While never endorsing the rape charge, Long cited “a detailed account” in Quds, an Iranian newspaper, that supported the rape allegation. Jama countered that Quds is “a government-controlled news agency” that only publishes news that is “acceptable to the government.”
Long aggressively argued against the vigils and for an approach to Iran that was grounded in facts. As the debate grew heated, Long widened his critique to include Jama and Doug Ireland, a journalist whose work on the Iranian situation has appeared in Gay City News.
In one e-mail Long wrote, “I have the greatest respect for Afdhere and absolutely no reason to doubt anything he says.” In another, responding to questions from Gay City News, he wrote “I respect Huriyah magazine.”
This respect did not prevent him from charging that Jama had “completely made up” a story about abuses in Egypt and that Jama’s sources for the Mashad gay party story were dubious.
Of Ireland, Long wrote, “I have, I should say, great respect for Doug Ireland’s reporting in the past.
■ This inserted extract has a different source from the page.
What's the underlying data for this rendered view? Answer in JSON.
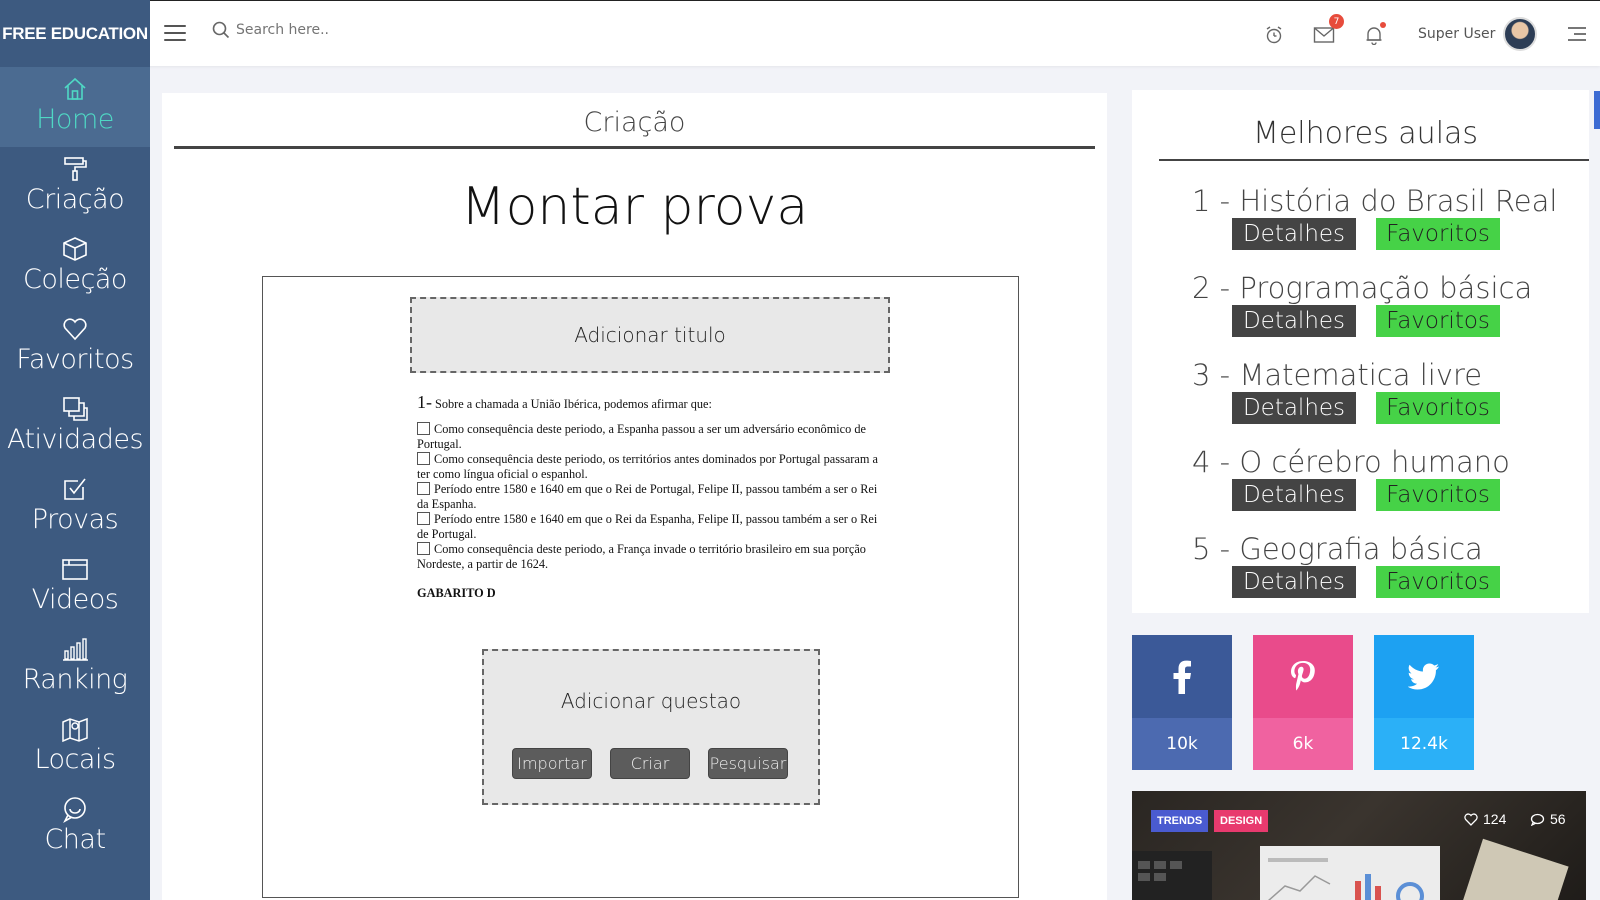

Over the last year, he has conducted individual interviews with Iranian survivors of torture and abuse which are authentic and compelling.”
But in an editorial in Gay City News, Long charged that Ireland’s reporting had been “deeply irresponsible.” The journalist had made errors and claimed, incorrectly, that the Iranian government was engaged in a “massive pogrom” and an “intensifying crackdown” against queer Iranians, according to Long.
Responding by e-mail to a query from Gay City News, Long wrote, “Two sources told us, admittedly anecdotally, that if anything prosecutions for morals crimes have gone down since his inauguration,” referring to Mahmoud Ahmadinejad, the Iranian president who assumed power last year and is affiliated with conservative Islamic clerics there.
But in a November 2005 press release, HRW noted a number of arrests, prosecutions, and executions of gay Iranians.
“These abuses have created an atmosphere of terror for lesbians, gays, bisexuals, and transgender people throughout Iran,” an HRW staffer said in the release.
“’These abuses’ was in reference to three cases which were clearly documented through direct interviews as well as an unequivocal and detailed press account,” Long wrote to Gay City News. “All took place before summer 2005. That is completely different from saying that there is a massive pogrom going under Ahmadinejad.”
What defines a “massive pogrom” and an “intensifying crackdown” versus an “atmosphere of terror” is unclear.
Then in a March 2006 letter to the immigration minister in the Netherlands, Long wrote that in the Middle East “Iran is distinguished by the overt severity of the penalties it imposes on consensual, adult homosexual conduct. Sodomy or lavat… is punishable by execution.”
In his letter, Long wrote that HRW had interviewed gay Iranians and said, “Their accounts largely confirm the picture of a society where the social stigma, and attendant violence, attached to homosexual conduct is high and where police and authorities repeatedly target and persecute suspected homosexuals in the name of social cleansing.”
In the debate even Long’s status as a human rights advocate as well as that of Paula Ettelbrick, executive director of the International Gay and Lesbian Human Rights Commission, were questioned. In an e-mail distributed prior to the vigils, Peter Tatchell, a member of Outrage!, a British gay group and the lead vigil organizer, charged the two had effectively aided the Ahmadinejad regime.
“While it is not your fault, your lack of support for the 19 July protests will doubtless be exploited by homophobes and apologists for the Iranian regime,” Tatchell wrote. “We already know that HRW’s and IGLHRC’s equivocation last year on the Asgari and Marhoni executions was ruthlessly exploited by such people to undermine solidarity with Iranian LGBTs and, in particular, to dismiss their reports of homophobic persecution as bogus and to ridicule the claims of Iranian LGBT asylum seekers.”